A police officer walks in front of the U.S. Supreme Court April 6, 2020 in Washington, DC.
Alex Wong | Getty Images
The Supreme Court in a ruling Monday allowed the Consumer Finance Protection Bureau to continue operating, but said the director of the consumer watchdog could be removed by the president of the United States “at will.”
The decision, written by Chief Justice John Roberts, agreed with a California-based law firm’s argument that the CFPB’s leadership by a sole director who was removable “only for cause” violated the separation of powers rule under the U.S. Constitution.

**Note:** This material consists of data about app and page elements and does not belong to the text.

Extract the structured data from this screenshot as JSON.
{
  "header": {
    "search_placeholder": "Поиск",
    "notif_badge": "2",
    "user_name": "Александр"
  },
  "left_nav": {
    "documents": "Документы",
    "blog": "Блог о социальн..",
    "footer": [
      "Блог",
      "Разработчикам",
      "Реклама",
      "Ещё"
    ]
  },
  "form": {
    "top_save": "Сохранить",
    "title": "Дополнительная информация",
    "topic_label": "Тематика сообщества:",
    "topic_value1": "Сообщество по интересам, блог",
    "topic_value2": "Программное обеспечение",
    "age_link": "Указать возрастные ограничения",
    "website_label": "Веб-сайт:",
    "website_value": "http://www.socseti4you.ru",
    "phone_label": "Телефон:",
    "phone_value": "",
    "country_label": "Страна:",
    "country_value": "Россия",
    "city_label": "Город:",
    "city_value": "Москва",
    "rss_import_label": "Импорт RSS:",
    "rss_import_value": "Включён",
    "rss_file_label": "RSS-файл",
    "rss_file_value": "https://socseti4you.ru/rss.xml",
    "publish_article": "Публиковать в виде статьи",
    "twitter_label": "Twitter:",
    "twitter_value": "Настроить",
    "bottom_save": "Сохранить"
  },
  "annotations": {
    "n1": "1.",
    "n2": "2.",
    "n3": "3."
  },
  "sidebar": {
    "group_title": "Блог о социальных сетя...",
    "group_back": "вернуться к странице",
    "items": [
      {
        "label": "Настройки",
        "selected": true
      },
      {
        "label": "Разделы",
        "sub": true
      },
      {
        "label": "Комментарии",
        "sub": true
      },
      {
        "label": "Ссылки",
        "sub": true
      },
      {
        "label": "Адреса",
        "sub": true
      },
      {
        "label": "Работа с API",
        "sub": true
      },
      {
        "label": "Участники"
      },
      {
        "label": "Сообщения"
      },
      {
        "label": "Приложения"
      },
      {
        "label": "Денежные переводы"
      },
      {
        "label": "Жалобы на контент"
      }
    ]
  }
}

The ruling overturns a federal district court ruling and appellate court ruling that had rejected the law firm’s arguments.
“The agency may therefore continue to operate, but its Director, in light of our decision, must be removable by the President at will,” Roberts wrote in his decision.
The CFPB oversees consumer financial markets like credit cards and home mortgages. It returned nearly $12 billion to consumers through 2017, before largely curtailing enforcement actions under President Donald Trump.
The CFPB was first envisioned by Sen. Elizabeth Warren while she was a professor at Harvard Law School.
It was later established by Congress under President Barack Obama in the wake of the 2008 financial crisis.
The constitutionality of the bureau was challenged by the California law firm Seila Law, which alleged that the CFPB’s director’s insulation from presidential control was unlawful.
Under the 2010 law establishing the bureau, the director is appointed for a five-year term and may only be removed for “inefficiency, neglect of duty, or malfeasance in office.”
The case decided Monday by the Supreme Court is formally known as Seila Law v. Consumer Financial Protection Bureau, No. 19-7.
This is breaking news. Check back for updates.